- Replies:
**10** - Views:
**4213**

In Rwanda, the chance for rain on any given day is 50%. What is the probability that it rains on 4 out of 7 consecutive days in Rwanda? a) 4/7 b) 3/7 c) 35/128 d) 4/28 e) 28/135 Good one.... The "consecutive" bit threw me off. I assumed that they meant that it rains on 4 consecutive days. In that c...

- by boysangur

Mon Oct 18, 2010 12:23 pm- Forum: Problem Solving
- Topic: In Rwanda, the chance for rain
- Replies:
**7** - Views:
**4340**

Here is what confuses the heck out of me here. It says that 100 students do not study French, which means that those students study Spanish ONLY. So if 100 out of 300 student study Spanish ONLY, doesn't that mean that the rest study French only? In which case, nobody studies both. I know this is wro...

- by boysangur

Sat Oct 09, 2010 3:35 pm- Forum: Problem Solving
- Topic: 300 students study French
- Replies:
**9** - Views:
**4832**

Man, this problem set got me very concerned. Are there really some problems like these on the actual GMAT? Some of them are not very hard but, although it is subjective, some seem a little too hard. Even looking at the solutions, some of them are pretty darn complex and lengthy. Like the solution to...

- by boysangur

Tue Sep 07, 2010 10:25 pm- Forum: GMAT Math
- Topic: Difficult GMAT Math Problems
- Replies:
**34** - Views:
**127623**

O_O ...this is a possible GMAT problem?

I don't even know where to start. What does "circle x^2 + y^2 = 1" even mean??

- by boysangur

Tue Sep 07, 2010 9:45 pm- Forum: Problem Solving
- Topic: Shortest Distance between a Circle and a Line
- Replies:
**7** - Views:
**15474**

##### Two Elementary Questions about GMAT Math

These are probably pretty dumb questions but I must finally clarify these. 1) As far as GMAT concerned, is 0 an even number? Princeton Review tells me it is NOT. Kaplan tells me it IS. Could someone clarify this for me once and for all? Is 0 an even number or not? 2) This one is a little longer but ...
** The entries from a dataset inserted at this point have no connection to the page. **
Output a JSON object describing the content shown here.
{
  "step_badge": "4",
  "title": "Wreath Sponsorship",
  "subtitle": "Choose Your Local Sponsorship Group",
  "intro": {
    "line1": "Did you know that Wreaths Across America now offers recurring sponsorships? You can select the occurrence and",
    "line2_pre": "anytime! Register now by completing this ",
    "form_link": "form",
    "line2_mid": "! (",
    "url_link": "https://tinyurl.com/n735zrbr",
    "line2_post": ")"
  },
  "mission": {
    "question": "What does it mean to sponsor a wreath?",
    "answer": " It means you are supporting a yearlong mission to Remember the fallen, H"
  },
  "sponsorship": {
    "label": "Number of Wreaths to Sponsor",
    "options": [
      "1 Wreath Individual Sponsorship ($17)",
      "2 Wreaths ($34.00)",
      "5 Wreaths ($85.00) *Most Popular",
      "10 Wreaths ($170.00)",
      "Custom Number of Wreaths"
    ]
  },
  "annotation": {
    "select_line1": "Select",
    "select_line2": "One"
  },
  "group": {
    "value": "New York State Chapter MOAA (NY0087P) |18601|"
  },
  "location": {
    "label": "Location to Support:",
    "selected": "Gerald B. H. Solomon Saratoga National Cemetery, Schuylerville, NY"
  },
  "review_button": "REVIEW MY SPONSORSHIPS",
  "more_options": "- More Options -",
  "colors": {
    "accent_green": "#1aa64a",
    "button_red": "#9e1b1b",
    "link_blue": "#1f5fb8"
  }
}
- by boysangur

Tue Sep 07, 2010 3:42 pm- Forum: GMAT Math
- Topic: Two Elementary Questions about GMAT Math
- Replies:
**2** - Views:
**1531**

i've been doing the OG and QR. for the most part, i find the questions pretty straightforward and generally take less than 2 minutes to solve the problems with few errors. i've been logging my mistakes on flashcards, and getting a lot out of my study sessions. HOWEVER, on the mgmat CAT exams, i fin...

- by boysangur

Tue Sep 07, 2010 3:07 pm- Forum: GMAT Math
- Topic: study tips to minimize stupid mistakes
- Replies:
**4** - Views:
**2291**

I'm actually more confused by the explanation OG provided for this problem. They expressed the first info as: x=y*m/100, which I understand. Then they solved for y: y=x100/m, which I also understand. But then they multiply the fraction by 100 to "convert to an equivalent percent," thus getting 10000...

- by boysangur

Sat Sep 04, 2010 6:16 pm- Forum: Problem Solving
- Topic: OG 216
- Replies:
**6** - Views:
**3390**

Just encountered this now. I knew how to approach it but what confuses me is that the problem doesn't ask for DISTINCT prime numbers. It just asks "how many prime numbers". So I answered five but apparently, the answer is four? What tells you guys it's asking for distinct numbers? The many prime nu...

- by boysangur

Fri Sep 03, 2010 9:16 pm- Forum: Problem Solving
- Topic: how many prime numbers between 1 and 100
- Replies:
**13** - Views:
**11980**